- _MATERIAL SHOWN_:
= = =

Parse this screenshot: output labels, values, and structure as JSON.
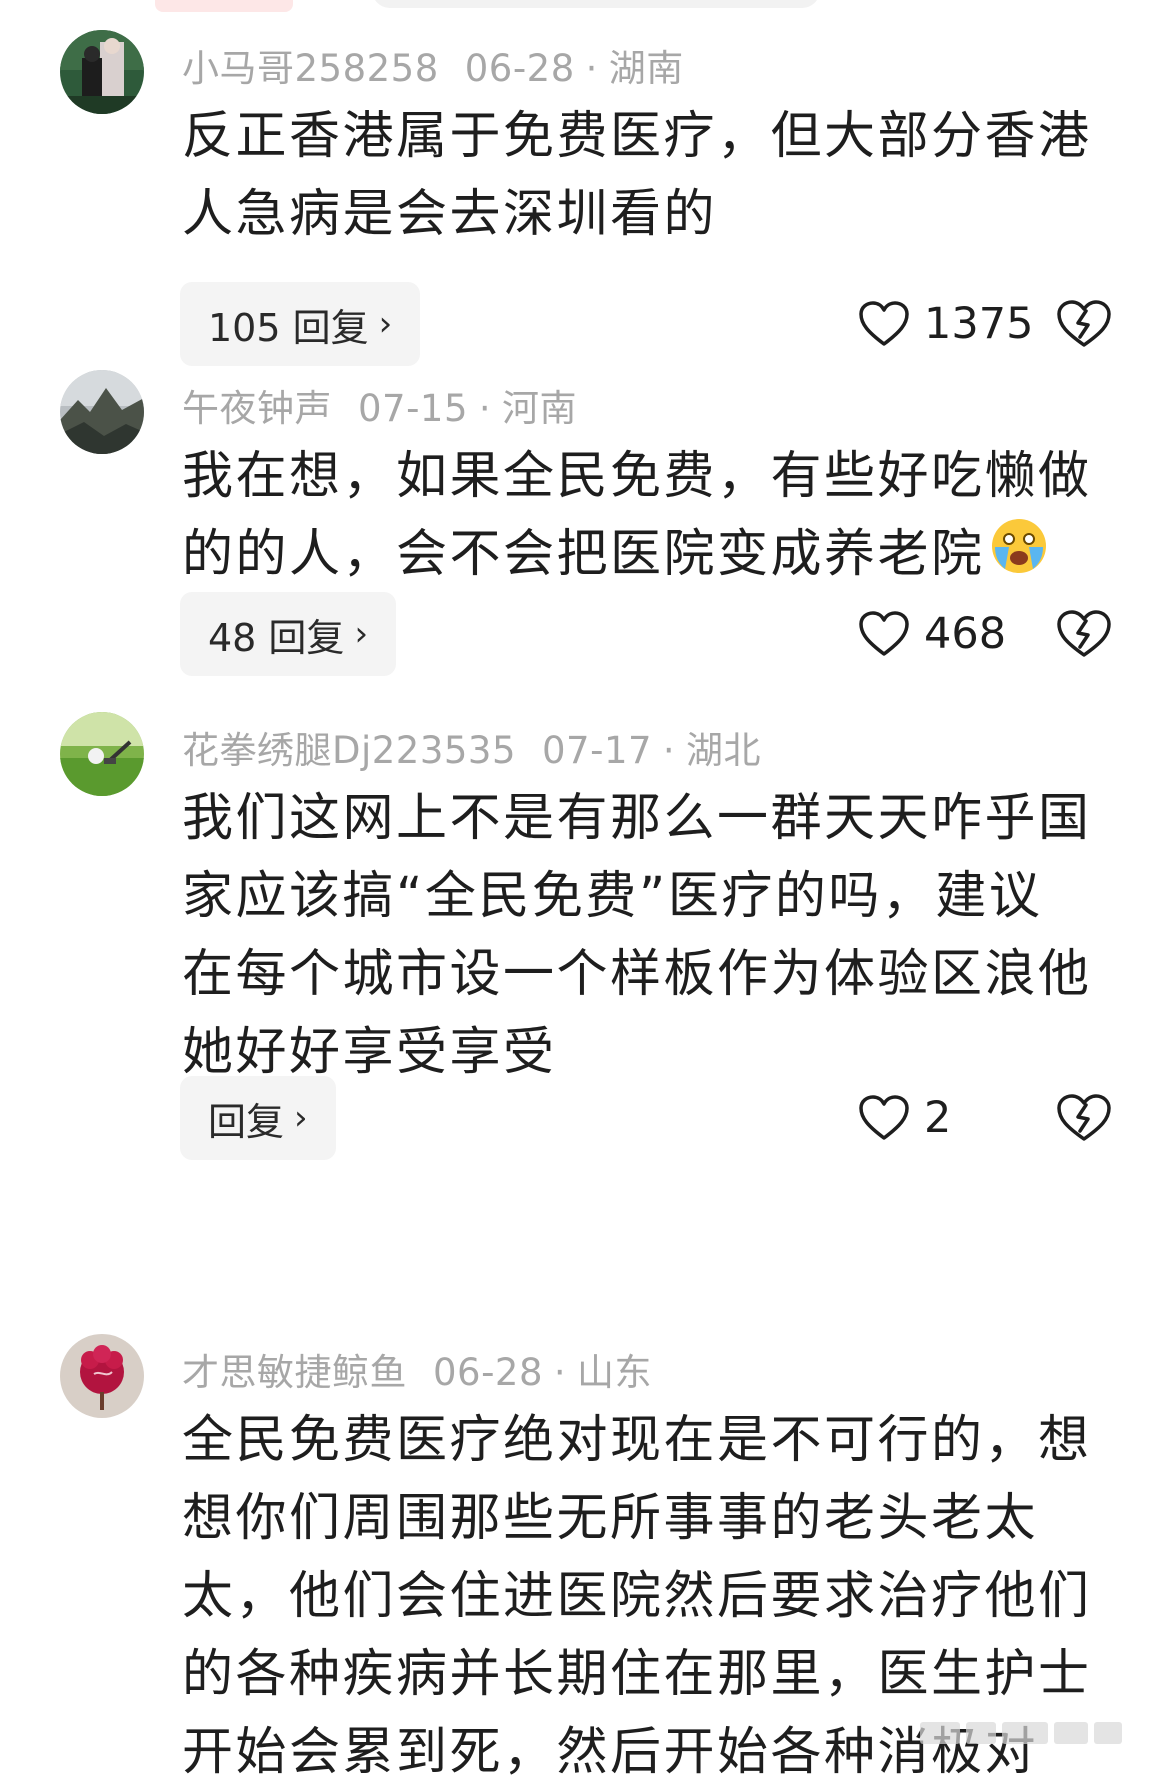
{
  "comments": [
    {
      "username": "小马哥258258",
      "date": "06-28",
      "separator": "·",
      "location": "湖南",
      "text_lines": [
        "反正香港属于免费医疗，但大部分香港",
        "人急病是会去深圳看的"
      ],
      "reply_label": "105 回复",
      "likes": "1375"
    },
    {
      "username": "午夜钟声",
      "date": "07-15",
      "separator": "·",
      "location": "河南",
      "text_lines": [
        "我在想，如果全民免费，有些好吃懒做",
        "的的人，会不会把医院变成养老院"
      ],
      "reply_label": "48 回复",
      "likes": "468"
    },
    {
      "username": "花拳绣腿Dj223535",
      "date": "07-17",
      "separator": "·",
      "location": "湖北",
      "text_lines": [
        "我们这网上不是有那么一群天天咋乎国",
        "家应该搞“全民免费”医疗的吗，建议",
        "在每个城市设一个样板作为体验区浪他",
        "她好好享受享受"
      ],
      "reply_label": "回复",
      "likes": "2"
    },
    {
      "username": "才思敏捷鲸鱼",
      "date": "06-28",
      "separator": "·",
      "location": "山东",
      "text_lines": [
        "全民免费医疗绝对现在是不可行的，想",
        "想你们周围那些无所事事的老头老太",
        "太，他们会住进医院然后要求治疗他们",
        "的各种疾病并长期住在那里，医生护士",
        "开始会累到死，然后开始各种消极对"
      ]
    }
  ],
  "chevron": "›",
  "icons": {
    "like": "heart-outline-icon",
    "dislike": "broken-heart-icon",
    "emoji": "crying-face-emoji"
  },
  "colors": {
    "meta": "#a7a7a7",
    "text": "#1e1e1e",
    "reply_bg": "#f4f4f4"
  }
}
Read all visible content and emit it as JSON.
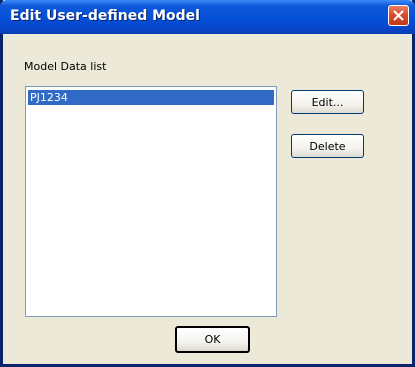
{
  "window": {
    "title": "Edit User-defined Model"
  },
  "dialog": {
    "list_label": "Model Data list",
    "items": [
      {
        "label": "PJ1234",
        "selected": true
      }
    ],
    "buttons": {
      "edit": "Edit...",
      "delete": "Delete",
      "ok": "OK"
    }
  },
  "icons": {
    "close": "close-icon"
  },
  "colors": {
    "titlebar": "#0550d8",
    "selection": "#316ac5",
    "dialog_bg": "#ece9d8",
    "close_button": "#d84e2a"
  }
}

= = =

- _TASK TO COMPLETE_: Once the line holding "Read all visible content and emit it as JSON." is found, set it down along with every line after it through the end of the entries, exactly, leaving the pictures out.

- _EXERCISE RESULT_:
Read all visible content and emit it as JSON.
{
  "window": {
    "title": "Edit User-defined Model"
  },
  "dialog": {
    "list_label": "Model Data list",
    "items": [
      {
        "label": "PJ1234",
        "selected": true
      }
    ],
    "buttons": {
      "edit": "Edit...",
      "delete": "Delete",
      "ok": "OK"
    }
  },
  "icons": {
    "close": "close-icon"
  },
  "colors": {
    "titlebar": "#0550d8",
    "selection": "#316ac5",
    "dialog_bg": "#ece9d8",
    "close_button": "#d84e2a"
  }
}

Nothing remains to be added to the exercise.